*Activity*: Output only the entries, exactly as given, without the pictures.

##### Data for the task #####

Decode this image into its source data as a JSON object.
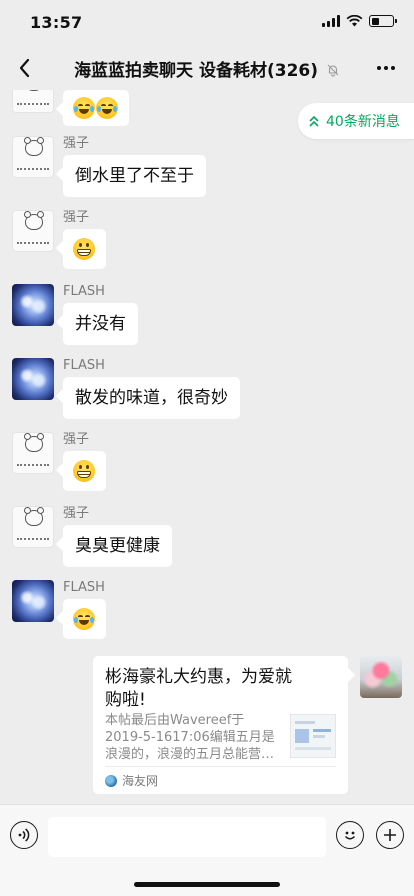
{
  "status_bar": {
    "time": "13:57"
  },
  "nav": {
    "title": "海蓝蓝拍卖聊天  设备耗材(326)"
  },
  "new_messages": {
    "label": "40条新消息"
  },
  "messages": [
    {
      "sender": "",
      "kind": "emoji",
      "emojis": [
        "laugh-cry",
        "laugh-cry"
      ],
      "avatar": "bear"
    },
    {
      "sender": "强子",
      "kind": "text",
      "text": "倒水里了不至于",
      "avatar": "bear"
    },
    {
      "sender": "强子",
      "kind": "emoji",
      "emojis": [
        "grin"
      ],
      "avatar": "bear"
    },
    {
      "sender": "FLASH",
      "kind": "text",
      "text": "并没有",
      "avatar": "flash"
    },
    {
      "sender": "FLASH",
      "kind": "text",
      "text": "散发的味道，很奇妙",
      "avatar": "flash"
    },
    {
      "sender": "强子",
      "kind": "emoji",
      "emojis": [
        "grin"
      ],
      "avatar": "bear"
    },
    {
      "sender": "强子",
      "kind": "text",
      "text": "臭臭更健康",
      "avatar": "bear"
    },
    {
      "sender": "FLASH",
      "kind": "emoji",
      "emojis": [
        "laugh-cry"
      ],
      "avatar": "flash"
    }
  ],
  "link_card": {
    "title_line1": "彬海豪礼大约惠，为爱就",
    "title_line2": "购啦!",
    "desc_line1": "本帖最后由Wavereef于",
    "desc_line2": "2019-5-1617:06编辑五月是",
    "desc_line3": "浪漫的，浪漫的五月总能营…",
    "source": "海友网"
  },
  "input": {
    "placeholder": ""
  },
  "icons": {
    "back": "chevron-left-icon",
    "mute": "bell-off-icon",
    "more": "more-dots-icon",
    "new_msg_arrow": "double-chevron-up-icon",
    "voice": "voice-icon",
    "emoji": "emoji-icon",
    "plus": "plus-icon"
  },
  "colors": {
    "accent": "#07a85f",
    "background": "#ededed",
    "bubble": "#ffffff"
  }
}
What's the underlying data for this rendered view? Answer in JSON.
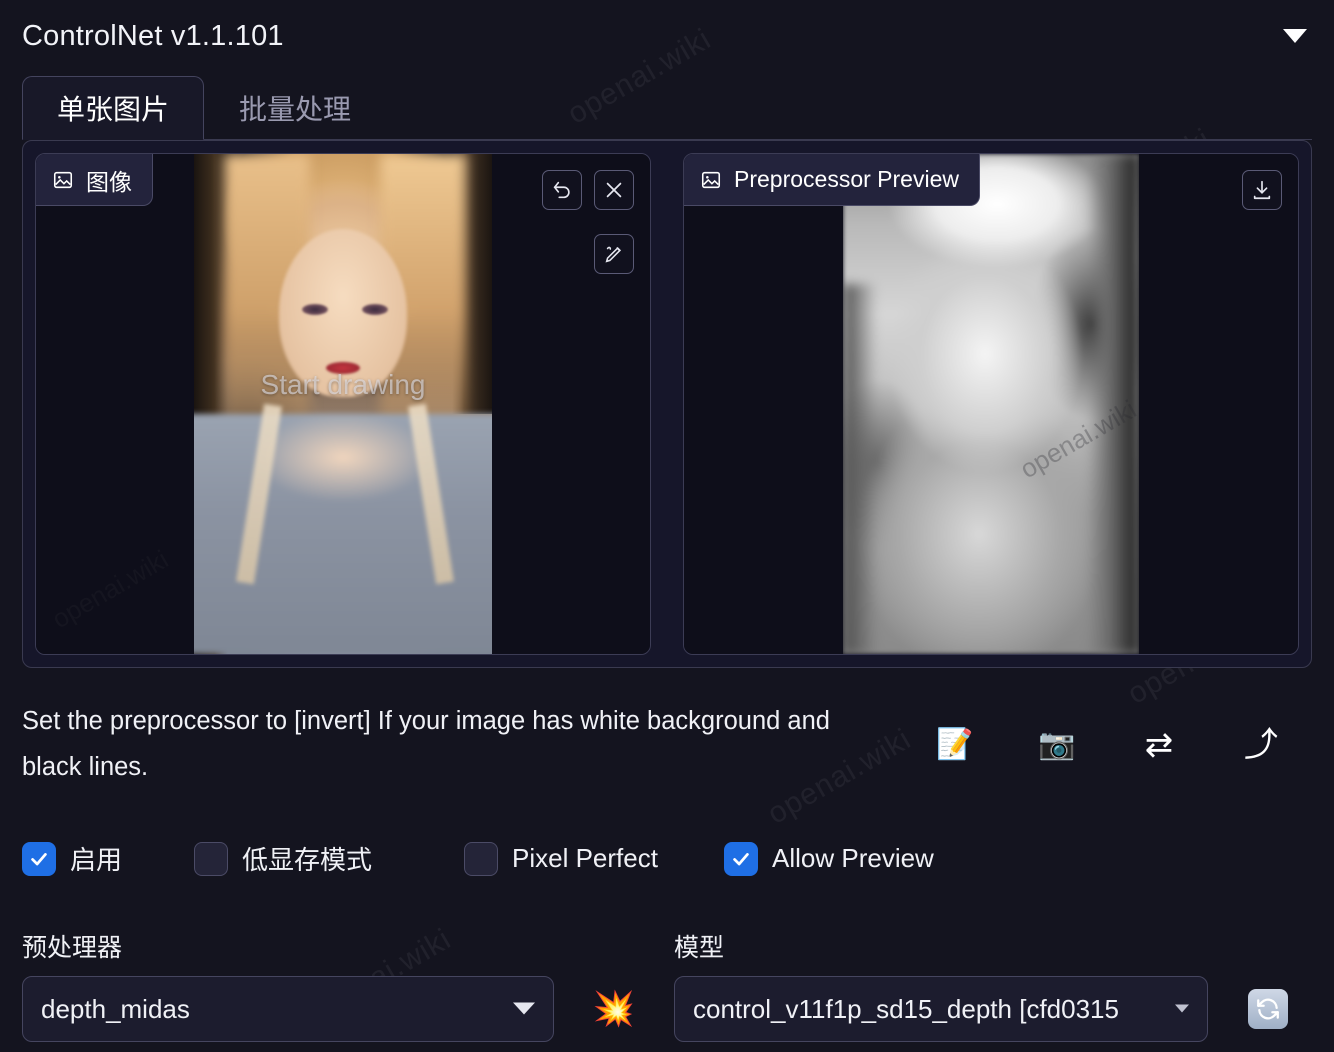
{
  "header": {
    "title": "ControlNet v1.1.101",
    "collapse_icon": "chevron-down-icon"
  },
  "tabs": [
    {
      "label": "单张图片",
      "active": true
    },
    {
      "label": "批量处理",
      "active": false
    }
  ],
  "image_pane": {
    "badge_label": "图像",
    "badge_icon": "image-icon",
    "overlay_text": "Start drawing",
    "tools": [
      {
        "name": "undo-button",
        "icon": "undo-icon"
      },
      {
        "name": "clear-image-button",
        "icon": "close-icon"
      },
      {
        "name": "brush-button",
        "icon": "pen-icon"
      }
    ],
    "watermark": "openai.wiki"
  },
  "preview_pane": {
    "badge_label": "Preprocessor Preview",
    "badge_icon": "image-icon",
    "tools": [
      {
        "name": "download-preview-button",
        "icon": "download-icon"
      }
    ],
    "watermark": "openai.wiki"
  },
  "hint": {
    "text": "Set the preprocessor to [invert] If your image has white background and black lines.",
    "icons": [
      {
        "name": "open-new-canvas-button",
        "glyph": "📝"
      },
      {
        "name": "webcam-button",
        "glyph": "📷"
      },
      {
        "name": "mirror-webcam-button",
        "glyph": "⇄"
      },
      {
        "name": "send-dimensions-button",
        "glyph": "⤴"
      }
    ]
  },
  "checkboxes": [
    {
      "label": "启用",
      "checked": true,
      "name": "enable-checkbox"
    },
    {
      "label": "低显存模式",
      "checked": false,
      "name": "low-vram-checkbox"
    },
    {
      "label": "Pixel Perfect",
      "checked": false,
      "name": "pixel-perfect-checkbox"
    },
    {
      "label": "Allow Preview",
      "checked": true,
      "name": "allow-preview-checkbox"
    }
  ],
  "preprocessor": {
    "label": "预处理器",
    "value": "depth_midas",
    "run_icon": "💥"
  },
  "model": {
    "label": "模型",
    "value": "control_v11f1p_sd15_depth [cfd0315",
    "refresh_icon": "refresh-icon"
  },
  "colors": {
    "background": "#14141f",
    "panel": "#191930",
    "border": "#3c3c55",
    "accent_checked": "#1f6fe5",
    "text": "#f0f1f6",
    "text_muted": "#9a9ab0"
  }
}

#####

*Response to the exercise*:
Decode this image into its source data as a JSON object.
{
  "status_bar": {
    "time": "13:57"
  },
  "nav": {
    "title": "海蓝蓝拍卖聊天  设备耗材(326)"
  },
  "new_messages": {
    "label": "40条新消息"
  },
  "messages": [
    {
      "sender": "",
      "kind": "emoji",
      "emojis": [
        "laugh-cry",
        "laugh-cry"
      ],
      "avatar": "bear"
    },
    {
      "sender": "强子",
      "kind": "text",
      "text": "倒水里了不至于",
      "avatar": "bear"
    },
    {
      "sender": "强子",
      "kind": "emoji",
      "emojis": [
        "grin"
      ],
      "avatar": "bear"
    },
    {
      "sender": "FLASH",
      "kind": "text",
      "text": "并没有",
      "avatar": "flash"
    },
    {
      "sender": "FLASH",
      "kind": "text",
      "text": "散发的味道，很奇妙",
      "avatar": "flash"
    },
    {
      "sender": "强子",
      "kind": "emoji",
      "emojis": [
        "grin"
      ],
      "avatar": "bear"
    },
    {
      "sender": "强子",
      "kind": "text",
      "text": "臭臭更健康",
      "avatar": "bear"
    },
    {
      "sender": "FLASH",
      "kind": "emoji",
      "emojis": [
        "laugh-cry"
      ],
      "avatar": "flash"
    }
  ],
  "link_card": {
    "title_line1": "彬海豪礼大约惠，为爱就",
    "title_line2": "购啦!",
    "desc_line1": "本帖最后由Wavereef于",
    "desc_line2": "2019-5-1617:06编辑五月是",
    "desc_line3": "浪漫的，浪漫的五月总能营…",
    "source": "海友网"
  },
  "input": {
    "placeholder": ""
  },
  "icons": {
    "back": "chevron-left-icon",
    "mute": "bell-off-icon",
    "more": "more-dots-icon",
    "new_msg_arrow": "double-chevron-up-icon",
    "voice": "voice-icon",
    "emoji": "emoji-icon",
    "plus": "plus-icon"
  },
  "colors": {
    "accent": "#07a85f",
    "background": "#ededed",
    "bubble": "#ffffff"
  }
}
What's the underlying data for this rendered view? Answer in JSON.
{
  "header": {
    "title": "ControlNet v1.1.101",
    "collapse_icon": "chevron-down-icon"
  },
  "tabs": [
    {
      "label": "单张图片",
      "active": true
    },
    {
      "label": "批量处理",
      "active": false
    }
  ],
  "image_pane": {
    "badge_label": "图像",
    "badge_icon": "image-icon",
    "overlay_text": "Start drawing",
    "tools": [
      {
        "name": "undo-button",
        "icon": "undo-icon"
      },
      {
        "name": "clear-image-button",
        "icon": "close-icon"
      },
      {
        "name": "brush-button",
        "icon": "pen-icon"
      }
    ],
    "watermark": "openai.wiki"
  },
  "preview_pane": {
    "badge_label": "Preprocessor Preview",
    "badge_icon": "image-icon",
    "tools": [
      {
        "name": "download-preview-button",
        "icon": "download-icon"
      }
    ],
    "watermark": "openai.wiki"
  },
  "hint": {
    "text": "Set the preprocessor to [invert] If your image has white background and black lines.",
    "icons": [
      {
        "name": "open-new-canvas-button",
        "glyph": "📝"
      },
      {
        "name": "webcam-button",
        "glyph": "📷"
      },
      {
        "name": "mirror-webcam-button",
        "glyph": "⇄"
      },
      {
        "name": "send-dimensions-button",
        "glyph": "⤴"
      }
    ]
  },
  "checkboxes": [
    {
      "label": "启用",
      "checked": true,
      "name": "enable-checkbox"
    },
    {
      "label": "低显存模式",
      "checked": false,
      "name": "low-vram-checkbox"
    },
    {
      "label": "Pixel Perfect",
      "checked": false,
      "name": "pixel-perfect-checkbox"
    },
    {
      "label": "Allow Preview",
      "checked": true,
      "name": "allow-preview-checkbox"
    }
  ],
  "preprocessor": {
    "label": "预处理器",
    "value": "depth_midas",
    "run_icon": "💥"
  },
  "model": {
    "label": "模型",
    "value": "control_v11f1p_sd15_depth [cfd0315",
    "refresh_icon": "refresh-icon"
  },
  "colors": {
    "background": "#14141f",
    "panel": "#191930",
    "border": "#3c3c55",
    "accent_checked": "#1f6fe5",
    "text": "#f0f1f6",
    "text_muted": "#9a9ab0"
  }
}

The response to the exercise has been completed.